Other Pitfalls

  • Granting stock options or SARs or paying other compensation under a plan that was not approved by shareholders.

  • Materially amending a plan without shareholder approval.

  • For companies having an IPO, failing to obtain shareholder approval of a pre-IPO plan before the first shareholders meeting following the end of the third calendar year after the IPO.

  • Accelerating the payment date of performance-based compensation without reducing the payment amount to reflect the time value of money.

Planning Opportunities

  • Companies can mitigate the adverse effect of failing to comply with section 162(m) by requiring deferrals of any amounts that would not be deductible by the company to a date after the employee's termination of employment. Forcing executives to assume the credit risk in difficult economic times may be met with resistance, however.
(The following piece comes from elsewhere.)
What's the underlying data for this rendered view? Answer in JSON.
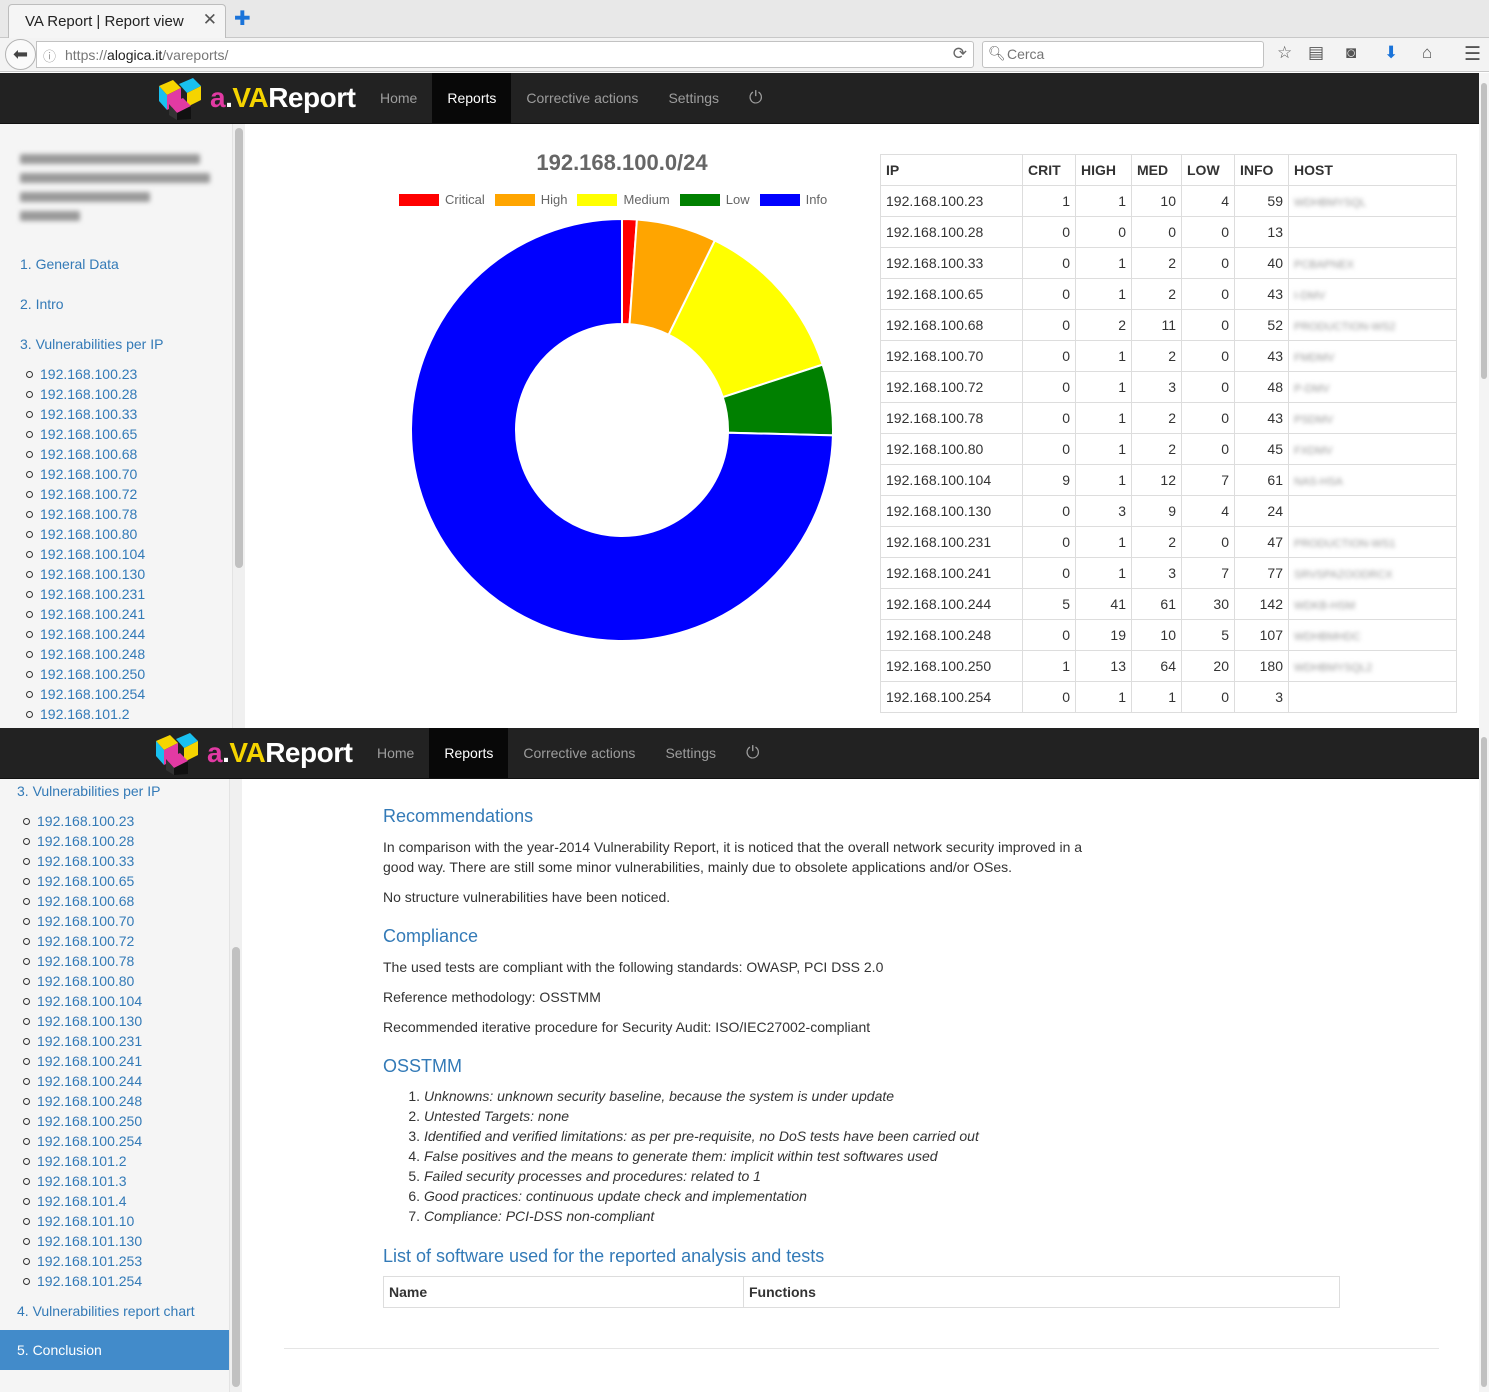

Also, keep in mind that any such deferral must be made in accordance with section 409A.

  • Companies should consider instituting clawback policies with respect to performance-based compensation. A clawback policy allows the company to recover compensation if subsequent review indicates that payments were not calculated accurately or performance goals were not met.
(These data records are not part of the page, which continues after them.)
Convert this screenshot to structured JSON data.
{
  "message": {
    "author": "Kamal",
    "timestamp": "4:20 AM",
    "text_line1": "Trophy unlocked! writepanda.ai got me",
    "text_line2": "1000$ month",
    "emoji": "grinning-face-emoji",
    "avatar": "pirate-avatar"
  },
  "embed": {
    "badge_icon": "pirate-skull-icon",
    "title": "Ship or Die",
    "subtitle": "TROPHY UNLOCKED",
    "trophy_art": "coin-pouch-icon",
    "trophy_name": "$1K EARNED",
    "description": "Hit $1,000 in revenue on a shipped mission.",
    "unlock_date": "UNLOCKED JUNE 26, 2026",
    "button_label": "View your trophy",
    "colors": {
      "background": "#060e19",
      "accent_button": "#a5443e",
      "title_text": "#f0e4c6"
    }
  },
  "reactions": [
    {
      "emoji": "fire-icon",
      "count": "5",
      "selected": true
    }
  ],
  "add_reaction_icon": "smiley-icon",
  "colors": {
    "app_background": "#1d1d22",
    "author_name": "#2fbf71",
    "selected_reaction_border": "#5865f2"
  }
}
If you have any questions or would like more information on any of the issues discussed in this Hot Topics alert, please contact any of the following Morgan Lewis attorneys:
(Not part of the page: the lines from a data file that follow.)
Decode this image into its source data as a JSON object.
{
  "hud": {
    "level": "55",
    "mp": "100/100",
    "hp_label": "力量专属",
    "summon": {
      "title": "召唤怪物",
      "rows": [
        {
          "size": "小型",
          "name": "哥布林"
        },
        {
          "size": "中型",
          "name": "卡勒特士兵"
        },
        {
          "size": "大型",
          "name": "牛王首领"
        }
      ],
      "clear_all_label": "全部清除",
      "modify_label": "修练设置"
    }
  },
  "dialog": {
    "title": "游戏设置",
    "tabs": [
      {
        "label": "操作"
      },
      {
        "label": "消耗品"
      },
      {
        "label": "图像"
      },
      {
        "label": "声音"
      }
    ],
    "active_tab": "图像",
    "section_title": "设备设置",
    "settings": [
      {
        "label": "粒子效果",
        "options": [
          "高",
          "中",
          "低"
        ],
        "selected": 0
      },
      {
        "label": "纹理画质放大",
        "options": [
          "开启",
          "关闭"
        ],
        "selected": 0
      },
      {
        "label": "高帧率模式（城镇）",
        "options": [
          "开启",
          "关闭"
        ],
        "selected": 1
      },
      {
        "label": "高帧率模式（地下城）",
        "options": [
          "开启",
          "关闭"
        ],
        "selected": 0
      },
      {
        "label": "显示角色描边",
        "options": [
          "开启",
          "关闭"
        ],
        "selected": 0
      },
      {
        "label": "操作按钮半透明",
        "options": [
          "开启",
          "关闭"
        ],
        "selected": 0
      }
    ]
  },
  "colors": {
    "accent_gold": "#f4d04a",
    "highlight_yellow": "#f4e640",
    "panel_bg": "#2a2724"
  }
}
Brian D. Hector
Louis L. Joseph

Erin Turley

New York
Craig A. Bitman
Gary S. Rothstein

Palo Alto
S. James DiBernardo
Zaitun Poonja

Robert L. Abramowitz
I. Lee Falk
Amy Pocino Kelly
Robert J. Lichtenstein
Steven D. Spencer
Mims Maynard Zabriskie
David B. Zelikoff

John G. Ferreira
R. Randall Tracht

Washington, D.C.
Althea R. Day
Benjamin I. Delancy
Mary B. "Handy" Hevener
Daniel L. Hogans
Gregory L. Needles

[1] Compensation may qualify as performance-based even if the plan allows the compensation to be payable upon death, disability, or change of ownership or control without attainment of the performance goals. The regulations also warn that compensation actually paid on account of those events would not qualify as performance-based. However, separate exceptions generally ensure a deduction for such payments, since the payees (after the death or disability of an executive) or the payor (in the event of a change in control) are likely exempt from section 162(m) in any event.

[2] Whether a director who serves as an interim officer qualifies as "outside director" depends on the facts and circumstances. In Revenue Ruling 2008-32, the IRS concluded that a director did not qualify as an "outside director" based on the following facts: (1) the company employed the director for an indefinite period of time to serve as interim CEO with the full authority invested in that office; (2) the director was in regular and continuous service for nearly a year; (3) the director was not employed for a special or single transaction; and (4) the director did not merely have the title of "officer." However, under case law long predating section 162(m), absent one or more of these cited conditions, an "interim officer" may not necessarily meet the definition of "officer," and thus may still qualify as an "outside director."